Straws aren’t the only food and beverage utensil undergoing an eco-friendly makeover. Other single-use dining items that function as packaging, including sandwich wrappers and condiment packets, are being re-created to be more sustainable—and edible.


To honor International Earth Day, New Zealand-based chain Better Burger sold burgers in edible wrappers. The eco-friendly wrapper, made of potato starch, was served on 500 burgers sold from the restaurant’s Mt Eden location between 11am and 1pm and purportedly tasted similar to a prawn cracker. Better Burger is making moves to become a more sustainable food service, and has switched its petrochemical-based food packaging to compostable packaging, including using environmentally-conscious straws, and if the technology used to create the edible wrappers becomes more sustainable they’d consider making them a permanent feature. 

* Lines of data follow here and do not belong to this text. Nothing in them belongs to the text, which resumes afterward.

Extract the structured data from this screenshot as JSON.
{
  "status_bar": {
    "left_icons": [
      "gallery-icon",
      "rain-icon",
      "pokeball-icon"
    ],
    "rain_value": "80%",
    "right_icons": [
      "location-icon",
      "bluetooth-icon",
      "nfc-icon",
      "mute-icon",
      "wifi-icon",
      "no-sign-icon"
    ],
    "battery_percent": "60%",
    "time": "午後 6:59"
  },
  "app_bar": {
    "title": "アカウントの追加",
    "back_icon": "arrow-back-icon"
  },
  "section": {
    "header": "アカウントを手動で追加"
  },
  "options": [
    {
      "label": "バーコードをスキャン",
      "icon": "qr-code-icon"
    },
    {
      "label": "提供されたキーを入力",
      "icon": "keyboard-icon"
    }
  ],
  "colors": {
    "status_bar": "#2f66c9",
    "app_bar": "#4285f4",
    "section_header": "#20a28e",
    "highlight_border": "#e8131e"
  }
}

KFC doubled down on its Double Down—a sandwich that uses fried chicken to hold its contents together instead of slices of bread—by offering it in a wrapper that is edible, as well. Designed by Ogilvy & Mather Group HK, the zero waste sandwiches are being offered in KFC China locations. The rice paper wrappers are printed with red and black patterns and various sayings in edible ink, such as “Sorry. Trays are still not edible.” and “The wrapper is edible. So if you eat it, you’re recycling. Sort of.” In the past, KFC made edible nail polish to exemplify its “finger lickin’ good” slogan. 

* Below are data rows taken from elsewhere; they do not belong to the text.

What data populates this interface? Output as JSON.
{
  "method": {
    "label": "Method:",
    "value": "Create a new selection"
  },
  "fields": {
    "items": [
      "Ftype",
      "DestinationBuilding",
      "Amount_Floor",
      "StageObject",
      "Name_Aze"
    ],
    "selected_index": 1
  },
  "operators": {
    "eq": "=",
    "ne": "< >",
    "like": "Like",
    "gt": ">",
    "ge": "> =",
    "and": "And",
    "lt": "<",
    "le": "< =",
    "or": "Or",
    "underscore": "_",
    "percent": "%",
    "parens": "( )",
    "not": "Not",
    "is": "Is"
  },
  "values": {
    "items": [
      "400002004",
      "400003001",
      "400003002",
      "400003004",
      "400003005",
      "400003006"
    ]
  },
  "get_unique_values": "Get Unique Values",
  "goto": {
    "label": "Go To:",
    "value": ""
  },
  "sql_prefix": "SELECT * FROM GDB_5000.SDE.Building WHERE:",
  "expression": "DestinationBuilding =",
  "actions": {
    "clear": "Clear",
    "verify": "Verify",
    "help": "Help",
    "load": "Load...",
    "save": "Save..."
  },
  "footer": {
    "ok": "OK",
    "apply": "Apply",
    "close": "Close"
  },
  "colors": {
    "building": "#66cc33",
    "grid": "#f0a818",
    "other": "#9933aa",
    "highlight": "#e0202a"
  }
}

Just Eat, a food delivery service in the UK, did a six-week trial of edible condiment packets this summer. The sachets, made of made of compostable seaweed, were offered in ketchup and garlic sauce versions with orders made through Just Eat for restaurant partner The Fat Pizza. In addition to being edible, the individual serving packets are naturally biodegradable, decomposing within six weeks. Just Eat has participated in previous eco-friendly initiatives, including reducing carbon emissions by using electric scooters for food deliveries.